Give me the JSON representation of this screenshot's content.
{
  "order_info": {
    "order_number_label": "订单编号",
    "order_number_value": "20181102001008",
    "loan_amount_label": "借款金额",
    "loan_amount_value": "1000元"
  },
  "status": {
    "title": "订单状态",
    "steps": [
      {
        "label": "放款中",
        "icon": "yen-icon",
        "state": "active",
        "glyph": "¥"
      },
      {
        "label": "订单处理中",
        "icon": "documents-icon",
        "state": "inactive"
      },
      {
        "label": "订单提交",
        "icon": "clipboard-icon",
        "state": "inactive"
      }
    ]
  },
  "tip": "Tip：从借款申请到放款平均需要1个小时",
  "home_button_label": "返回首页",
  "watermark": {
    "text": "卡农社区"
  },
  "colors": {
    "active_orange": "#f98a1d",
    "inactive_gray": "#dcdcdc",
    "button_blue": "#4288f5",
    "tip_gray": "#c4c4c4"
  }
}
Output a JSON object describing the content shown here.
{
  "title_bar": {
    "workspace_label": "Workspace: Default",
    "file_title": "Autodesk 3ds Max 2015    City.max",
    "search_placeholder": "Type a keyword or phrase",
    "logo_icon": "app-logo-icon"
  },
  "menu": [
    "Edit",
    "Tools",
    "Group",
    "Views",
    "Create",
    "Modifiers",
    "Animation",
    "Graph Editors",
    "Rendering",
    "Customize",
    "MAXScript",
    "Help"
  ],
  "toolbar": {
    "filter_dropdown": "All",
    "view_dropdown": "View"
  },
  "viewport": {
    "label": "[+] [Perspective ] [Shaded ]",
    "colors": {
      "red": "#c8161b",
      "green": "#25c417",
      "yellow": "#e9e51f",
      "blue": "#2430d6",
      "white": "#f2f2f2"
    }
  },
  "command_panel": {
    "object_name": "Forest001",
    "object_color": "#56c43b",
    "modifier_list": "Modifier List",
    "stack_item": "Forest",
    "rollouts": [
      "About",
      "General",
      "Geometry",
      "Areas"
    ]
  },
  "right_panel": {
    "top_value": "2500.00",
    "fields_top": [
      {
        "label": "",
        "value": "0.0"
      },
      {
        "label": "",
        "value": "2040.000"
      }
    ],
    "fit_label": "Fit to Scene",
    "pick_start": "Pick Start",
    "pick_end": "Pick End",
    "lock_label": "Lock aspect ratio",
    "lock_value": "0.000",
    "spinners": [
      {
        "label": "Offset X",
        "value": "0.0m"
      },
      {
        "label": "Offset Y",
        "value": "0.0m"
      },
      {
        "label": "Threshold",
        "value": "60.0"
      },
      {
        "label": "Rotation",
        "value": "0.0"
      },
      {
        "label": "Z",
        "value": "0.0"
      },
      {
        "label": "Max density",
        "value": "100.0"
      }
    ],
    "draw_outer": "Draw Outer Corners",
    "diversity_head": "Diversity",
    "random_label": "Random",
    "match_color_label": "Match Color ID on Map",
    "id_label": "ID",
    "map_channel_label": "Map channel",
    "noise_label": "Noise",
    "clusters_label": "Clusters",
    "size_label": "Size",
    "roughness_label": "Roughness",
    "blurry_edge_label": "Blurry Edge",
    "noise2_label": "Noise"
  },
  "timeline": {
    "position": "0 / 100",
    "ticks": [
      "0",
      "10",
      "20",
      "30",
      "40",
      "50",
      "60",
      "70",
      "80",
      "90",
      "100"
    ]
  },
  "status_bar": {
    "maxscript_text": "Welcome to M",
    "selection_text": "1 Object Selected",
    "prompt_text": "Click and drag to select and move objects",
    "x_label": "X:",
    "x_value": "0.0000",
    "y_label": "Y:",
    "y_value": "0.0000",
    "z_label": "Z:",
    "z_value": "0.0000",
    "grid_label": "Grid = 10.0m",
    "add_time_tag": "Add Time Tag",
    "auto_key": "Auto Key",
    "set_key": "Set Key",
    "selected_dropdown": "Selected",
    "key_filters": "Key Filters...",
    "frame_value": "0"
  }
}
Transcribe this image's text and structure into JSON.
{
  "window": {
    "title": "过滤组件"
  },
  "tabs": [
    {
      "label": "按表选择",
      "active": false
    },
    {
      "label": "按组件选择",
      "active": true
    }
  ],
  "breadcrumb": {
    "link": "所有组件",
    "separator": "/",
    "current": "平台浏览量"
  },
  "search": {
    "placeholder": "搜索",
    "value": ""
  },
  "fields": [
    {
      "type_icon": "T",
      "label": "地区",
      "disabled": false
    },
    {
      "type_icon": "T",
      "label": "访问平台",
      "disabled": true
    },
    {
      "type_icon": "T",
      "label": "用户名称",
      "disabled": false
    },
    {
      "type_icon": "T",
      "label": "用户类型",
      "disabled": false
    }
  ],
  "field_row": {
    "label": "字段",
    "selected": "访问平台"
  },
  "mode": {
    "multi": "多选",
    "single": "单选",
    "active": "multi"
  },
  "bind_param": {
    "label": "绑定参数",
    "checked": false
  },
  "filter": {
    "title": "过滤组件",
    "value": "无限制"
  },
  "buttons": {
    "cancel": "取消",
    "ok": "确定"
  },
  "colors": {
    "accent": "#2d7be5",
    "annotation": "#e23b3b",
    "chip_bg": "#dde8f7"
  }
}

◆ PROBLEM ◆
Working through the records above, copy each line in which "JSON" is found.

◆ EXERCISE RESULT ◆
Give me the JSON representation of this screenshot's content.
Output a JSON object describing the content shown here.
Transcribe this image's text and structure into JSON.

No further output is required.